Delving into the racial politics of the day which still resonate, Lee applies his usual no-holds-barred tactics with regards to race, shining a spotlight on how these figures are still a part of the modern political talking space and still trying to gain respectability. Relative newcomer John David Washington plays Ron Stallworth, the officer who infiltrated, while Adam Driver is his white counterpart on the force with, in a man-this-makes-sense-when-you-think-about-it casting decision, Topher Grace as David Duke.
Garnering some of Lee's best reviews in his entire career, this is the kind of historical drama where Lee's strident nature acts as a benefit to business rather than a hindrance. And just simply as an amazing, outrageous true story, it's got a lot of cross-over appeal. It's only opening in 1,500 venues, so should be limited to about $10 million this weekend.
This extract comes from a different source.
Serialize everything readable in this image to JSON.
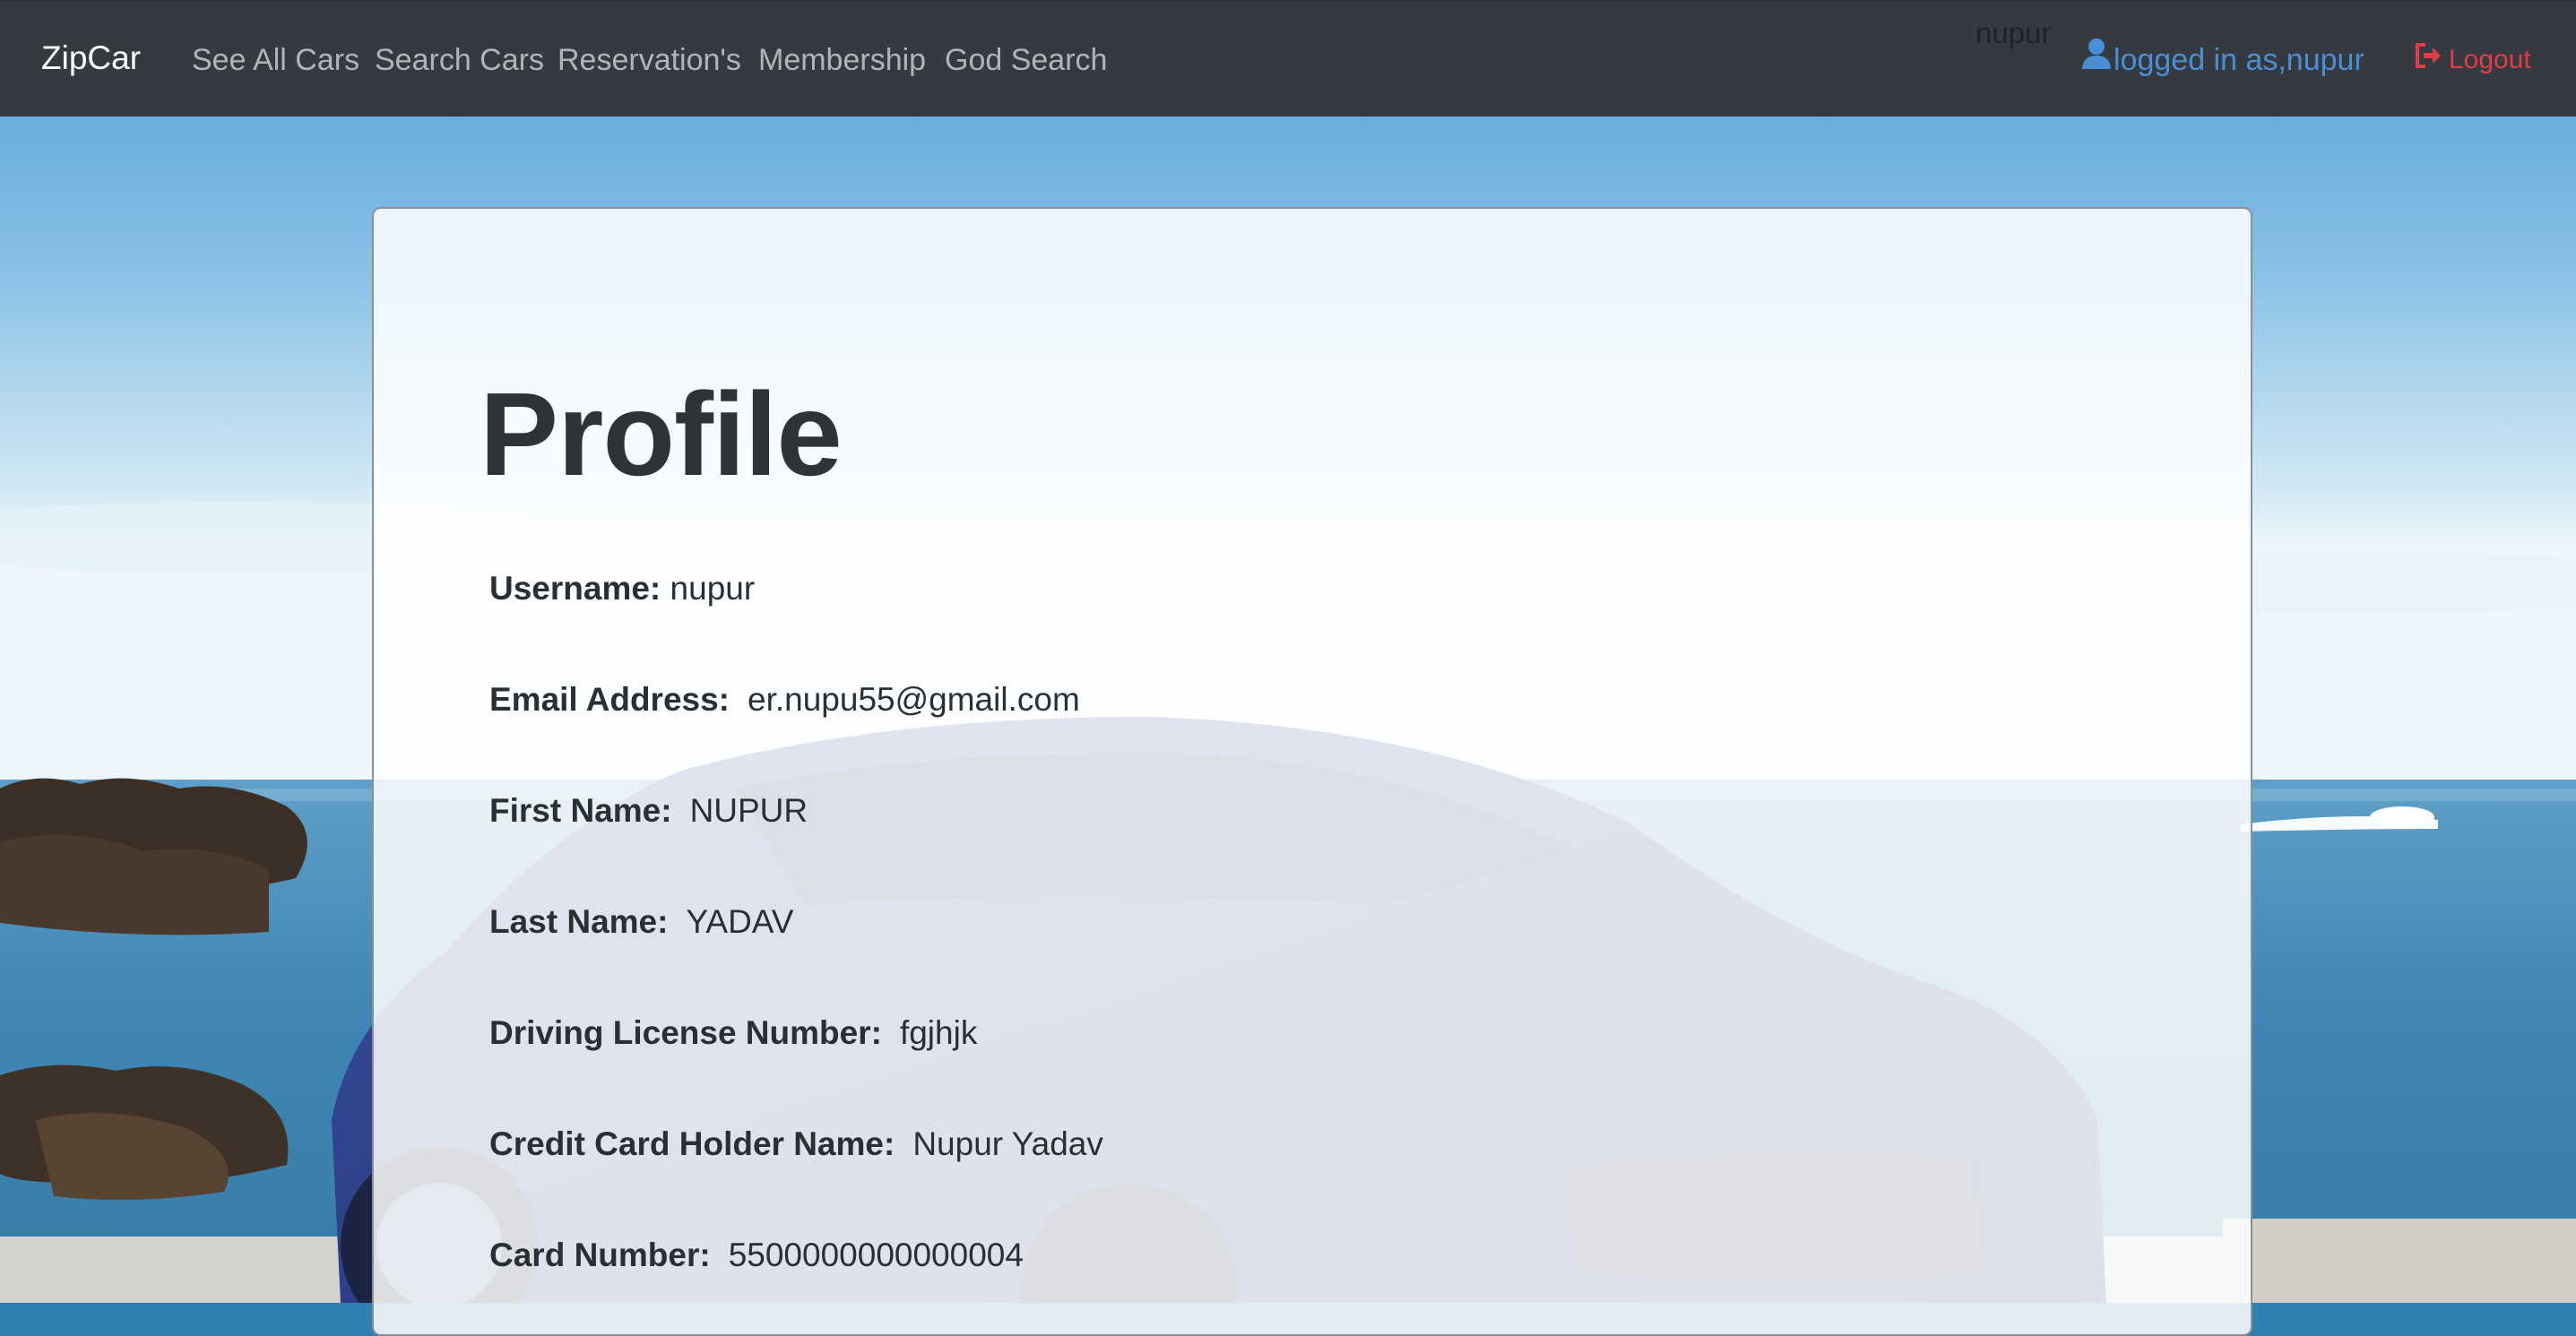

Horror comes out firing at a three-years-too-late concept in Slenderman, in what may be the first Internet meme derived film. Based on a creepypasta that was making the rounds a few years ago among teenagers, the Candyman/Bloody Mary-esque figure is a very tall, very thin man in a suit that appears in the back of images, lurking and sort of out of focus. Once noticed, he continues to stalk you until ... something. Look, it's meant to scare children, all right?
And that's who we're targeting this film at, and its PG-13 rating will scare off any true horror aficionados, while pre-teens and teens have probably moved on to figuring out how to turn slime into high explosives. That's just the kind of internet world we live in now. Reviews are awful and never mind that a couple of kids actually took this idea too seriously and tried to kill a classmate as a sacrifice to Slenderman – it's more than just bad taste to continue running with this idea. Anyway, I'd expect about $6 million here.
Opening on Wednesday was Dog Days, a Robert Altman-esque story about a group of interconnected people told through the stories of their dogs. The State veteran Ken Marino directs with a modest cast headlined by Eva Longoria, Thomas Lennon, Adam Pally, Vanessa Hudgens, Nina Dobrev and Finn Wolfhard, but this is a fairly slight film that doesn't seem to be grabbing an audience, debuting to just over $650,000 on Wednesday. This should end up with around $3 million this weekend.
Mission: Impossible – Fallout probably gives up its top spot this weekend after two at #1, though it made a solid stab at legs for the sixth film in a series with $35 million last weekend. It has a solid shot at becoming the highest grossing film in the franchise, and with a $225 million estimated finish, would finally knock Mission Impossible II off the top spot, 18 whole years later. For this weekend, though, I'd look for around $21 million.
Christopher Robin fell a bit short of many expectations with $24 million, with the Disney push failing to get it out of the general family film market. There's a solid chance for legs here even though reviews were not particularly fantastic, as family films always get that benefit of the doubt. $15 million seems about right here.
Spy comedy The Spy Who Dumped me underwhelmed with $12 million and should fall out of the top 10 and the zeitgeist rather quickly, dropping to about $6 million this weekend. Mamma Mia 2 and The Equalizer 2 each are hanging around decently in their third weekends, and should grab about $5 million each, along with animated film Hotel Transylvania 3.